Jan Shikshan Sansthan (JSS), an intervention by the Indian Government, provides vocational training to non-literates, neo-literates as well as school dropouts in rural regions by identifying skills that have a relevant market in that region. The JSS aims to economically uplift the rural population, catering to the most underserved areas by reaching the doorstep of beneficiaries with minimum infrastructure and resources.

In 2022, the ILO MAP 16 project collaborated with JSS, Jamui and Nawab was linked with the JSS, where he is currently undergoing training to become a motor mechanic for two-wheeler repair.

Nawab is undergoing training for two-wheeler repair
The COVID-19 pandemic changed everything in March 2020.

“Multidimensional poverty requires a multipronged strategy to combat it and to ensure that people don’t slip through the cracks. The ILO’s intervention, through a district-level programme, engaged officials of key departments such as labour, education and social welfare to facilitate awareness and last-mile linkage of vulnerable families with various government schemes. Additionally, skill training through collaborative efforts with the government’s Skill Development Mission paves the way ahead,” said/says Mr Satoshi Sasaki, Deputy Director and OIC, ILO DWT/CO-New Delhi

Through this intervention, the ILO further connected the JSS with the Workers’ Information and Support Centre (WISC), Jamui. The WISC is a trade union hub that provides information, counselling services and trainings for workers, especially the vulnerable and crisis-affected. With the support of community volunteers, the last-mile linkage of child labour families to access a “benefits package” of eight government schemes, namely education, health, rural housing, skill training, rural employment, financial and digital literacy, and supporting online registration of unorganized workers materialized.

The Second Joint ILO-UNICEF report, ‘More than a billion reasons: The urgent need to build universal social protection for children' reiterates the importance of social protection in providing resilience for households, boosting their productivity and earning potential, and lowering the risk of the intergenerational transmission of poverty.

Vicky’s and Nawab’s families now have access to the JSS centre for skill training and support services to access employment opportunities. Both the boys have more agency over their futures and what they want to make of them, now that their families are also getting holistically empowered, which is at the heart of social justice. This supports the ILO’s theme for World Day Against Child Labour for 2023, “Social Justice for All, End Child Labour”.
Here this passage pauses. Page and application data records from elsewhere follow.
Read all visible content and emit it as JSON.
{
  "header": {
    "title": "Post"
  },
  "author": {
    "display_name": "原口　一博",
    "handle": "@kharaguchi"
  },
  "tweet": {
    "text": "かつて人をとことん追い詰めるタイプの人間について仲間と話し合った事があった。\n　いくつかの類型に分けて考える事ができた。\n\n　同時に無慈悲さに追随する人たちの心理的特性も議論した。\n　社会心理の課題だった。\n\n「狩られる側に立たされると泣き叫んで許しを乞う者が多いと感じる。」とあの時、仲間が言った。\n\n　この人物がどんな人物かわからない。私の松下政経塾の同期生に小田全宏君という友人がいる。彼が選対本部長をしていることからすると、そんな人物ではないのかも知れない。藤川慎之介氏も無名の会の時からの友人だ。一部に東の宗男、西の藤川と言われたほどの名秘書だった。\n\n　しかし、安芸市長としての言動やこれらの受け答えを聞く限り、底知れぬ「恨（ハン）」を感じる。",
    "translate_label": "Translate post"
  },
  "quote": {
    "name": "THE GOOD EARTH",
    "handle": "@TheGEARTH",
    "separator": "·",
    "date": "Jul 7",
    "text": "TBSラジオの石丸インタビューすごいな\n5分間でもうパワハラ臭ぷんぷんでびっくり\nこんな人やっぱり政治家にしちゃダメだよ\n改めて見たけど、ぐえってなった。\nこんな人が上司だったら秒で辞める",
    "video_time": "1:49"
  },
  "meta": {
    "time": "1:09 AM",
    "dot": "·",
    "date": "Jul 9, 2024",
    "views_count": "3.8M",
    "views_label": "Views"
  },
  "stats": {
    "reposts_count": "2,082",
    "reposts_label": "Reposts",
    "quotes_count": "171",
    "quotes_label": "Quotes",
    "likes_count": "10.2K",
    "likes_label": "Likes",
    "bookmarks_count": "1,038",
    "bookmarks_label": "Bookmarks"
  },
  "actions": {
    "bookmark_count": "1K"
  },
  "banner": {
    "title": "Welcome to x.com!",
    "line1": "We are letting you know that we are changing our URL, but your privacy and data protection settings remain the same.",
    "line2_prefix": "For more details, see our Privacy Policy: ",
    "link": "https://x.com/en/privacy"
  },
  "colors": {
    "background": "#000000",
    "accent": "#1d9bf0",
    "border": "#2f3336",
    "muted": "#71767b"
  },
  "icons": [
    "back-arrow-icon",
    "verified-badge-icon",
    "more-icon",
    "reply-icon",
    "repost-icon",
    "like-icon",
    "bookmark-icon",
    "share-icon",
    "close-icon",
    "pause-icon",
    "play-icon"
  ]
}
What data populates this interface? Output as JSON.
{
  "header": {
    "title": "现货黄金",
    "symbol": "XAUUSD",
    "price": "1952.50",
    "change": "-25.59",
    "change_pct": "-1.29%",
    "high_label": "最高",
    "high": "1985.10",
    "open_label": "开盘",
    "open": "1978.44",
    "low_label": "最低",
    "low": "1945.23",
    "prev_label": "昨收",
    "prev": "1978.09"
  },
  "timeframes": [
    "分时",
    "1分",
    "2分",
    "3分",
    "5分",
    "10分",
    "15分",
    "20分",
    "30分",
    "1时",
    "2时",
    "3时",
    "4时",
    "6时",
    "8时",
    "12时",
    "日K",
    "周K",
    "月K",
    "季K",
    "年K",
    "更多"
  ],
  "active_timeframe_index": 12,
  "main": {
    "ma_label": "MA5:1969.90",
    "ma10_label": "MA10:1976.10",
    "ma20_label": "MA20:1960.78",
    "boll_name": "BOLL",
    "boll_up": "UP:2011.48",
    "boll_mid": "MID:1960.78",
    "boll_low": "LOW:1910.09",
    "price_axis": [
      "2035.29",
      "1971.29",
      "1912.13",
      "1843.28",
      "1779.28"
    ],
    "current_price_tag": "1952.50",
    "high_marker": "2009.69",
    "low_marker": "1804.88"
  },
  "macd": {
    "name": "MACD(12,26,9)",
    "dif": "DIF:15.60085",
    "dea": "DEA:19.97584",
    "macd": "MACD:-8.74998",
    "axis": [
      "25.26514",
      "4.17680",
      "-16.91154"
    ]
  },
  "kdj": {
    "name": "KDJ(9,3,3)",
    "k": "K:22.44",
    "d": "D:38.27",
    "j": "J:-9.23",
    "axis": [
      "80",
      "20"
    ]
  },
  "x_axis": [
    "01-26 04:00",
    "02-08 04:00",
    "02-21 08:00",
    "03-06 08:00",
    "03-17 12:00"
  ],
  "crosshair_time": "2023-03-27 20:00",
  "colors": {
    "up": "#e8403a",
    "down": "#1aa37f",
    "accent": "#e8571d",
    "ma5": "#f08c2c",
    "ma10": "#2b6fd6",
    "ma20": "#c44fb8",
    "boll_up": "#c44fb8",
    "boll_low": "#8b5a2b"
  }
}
*The ILO’s ‘Child Labour: Global estimates 2020, trends and the road forward’ found that the largest share of child labour takes place within families, and while the involvement of boys is higher than girls in child labour, when the definition of child labour expands to include household chores done for more than 21 hours in a week, the gender gap in prevalence among boys and girls aged 5 and 14 is reduced almost by half.